Problem to solve:
Aside from the pictures, the entries should be given again exactly.

Start of Input

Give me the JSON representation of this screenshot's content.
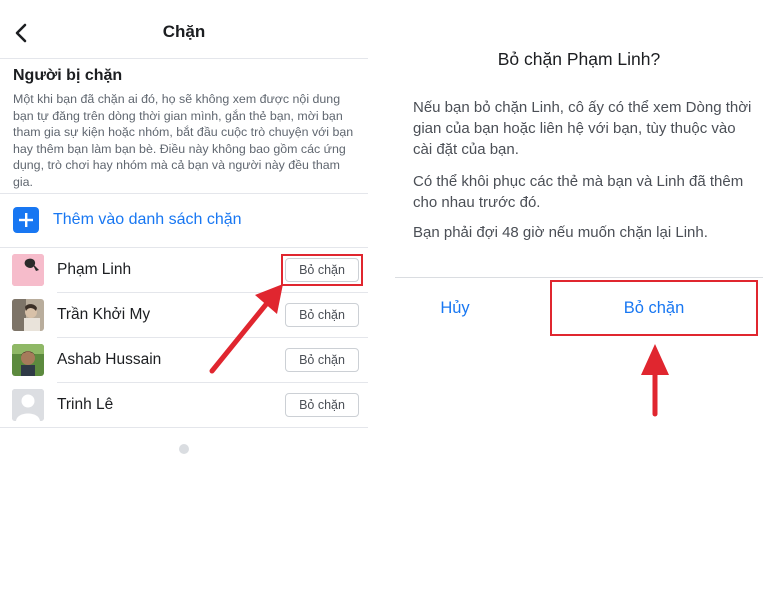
{
  "left": {
    "nav_title": "Chặn",
    "back_icon": "chevron-left-icon",
    "section_title": "Người bị chặn",
    "description": "Một khi bạn đã chặn ai đó, họ sẽ không xem được nội dung bạn tự đăng trên dòng thời gian mình, gắn thẻ bạn, mời bạn tham gia sự kiện hoặc nhóm, bắt đầu cuộc trò chuyện với bạn hay thêm bạn làm bạn bè. Điều này không bao gồm các ứng dụng, trò chơi hay nhóm mà cả bạn và người này đều tham gia.",
    "add_label": "Thêm vào danh sách chặn",
    "blocked_users": [
      {
        "name": "Phạm Linh",
        "button": "Bỏ chặn"
      },
      {
        "name": "Trần Khởi My",
        "button": "Bỏ chặn"
      },
      {
        "name": "Ashab Hussain",
        "button": "Bỏ chặn"
      },
      {
        "name": "Trinh Lê",
        "button": "Bỏ chặn"
      }
    ]
  },
  "dialog": {
    "title": "Bỏ chặn Phạm Linh?",
    "paragraphs": [
      "Nếu bạn bỏ chặn Linh, cô ấy có thể xem Dòng thời gian của bạn hoặc liên hệ với bạn, tùy thuộc vào cài đặt của bạn.",
      "Có thể khôi phục các thẻ mà bạn và Linh đã thêm cho nhau trước đó.",
      "Bạn phải đợi 48 giờ nếu muốn chặn lại Linh."
    ],
    "cancel_label": "Hủy",
    "confirm_label": "Bỏ chặn"
  },
  "colors": {
    "accent": "#1877f2",
    "annotation_red": "#e0262f"
  }
}
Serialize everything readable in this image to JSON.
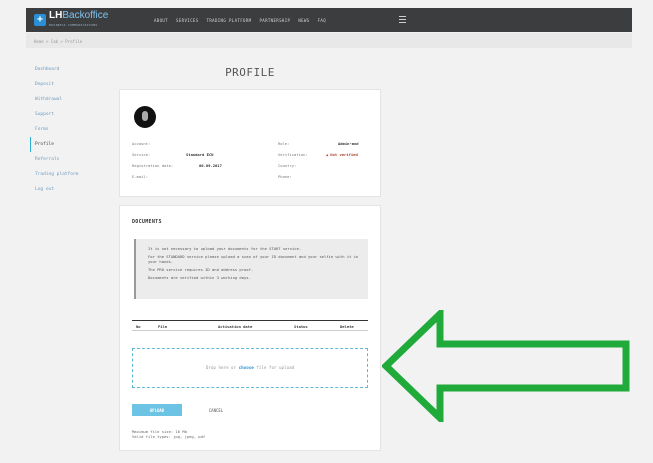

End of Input

Reply to the exercise:
Give me the JSON representation of this screenshot's content.
{
  "left": {
    "nav_title": "Chặn",
    "back_icon": "chevron-left-icon",
    "section_title": "Người bị chặn",
    "description": "Một khi bạn đã chặn ai đó, họ sẽ không xem được nội dung bạn tự đăng trên dòng thời gian mình, gắn thẻ bạn, mời bạn tham gia sự kiện hoặc nhóm, bắt đầu cuộc trò chuyện với bạn hay thêm bạn làm bạn bè. Điều này không bao gồm các ứng dụng, trò chơi hay nhóm mà cả bạn và người này đều tham gia.",
    "add_label": "Thêm vào danh sách chặn",
    "blocked_users": [
      {
        "name": "Phạm Linh",
        "button": "Bỏ chặn"
      },
      {
        "name": "Trần Khởi My",
        "button": "Bỏ chặn"
      },
      {
        "name": "Ashab Hussain",
        "button": "Bỏ chặn"
      },
      {
        "name": "Trinh Lê",
        "button": "Bỏ chặn"
      }
    ]
  },
  "dialog": {
    "title": "Bỏ chặn Phạm Linh?",
    "paragraphs": [
      "Nếu bạn bỏ chặn Linh, cô ấy có thể xem Dòng thời gian của bạn hoặc liên hệ với bạn, tùy thuộc vào cài đặt của bạn.",
      "Có thể khôi phục các thẻ mà bạn và Linh đã thêm cho nhau trước đó.",
      "Bạn phải đợi 48 giờ nếu muốn chặn lại Linh."
    ],
    "cancel_label": "Hủy",
    "confirm_label": "Bỏ chặn"
  },
  "colors": {
    "accent": "#1877f2",
    "annotation_red": "#e0262f"
  }
}
Serialize everything readable in this image to JSON.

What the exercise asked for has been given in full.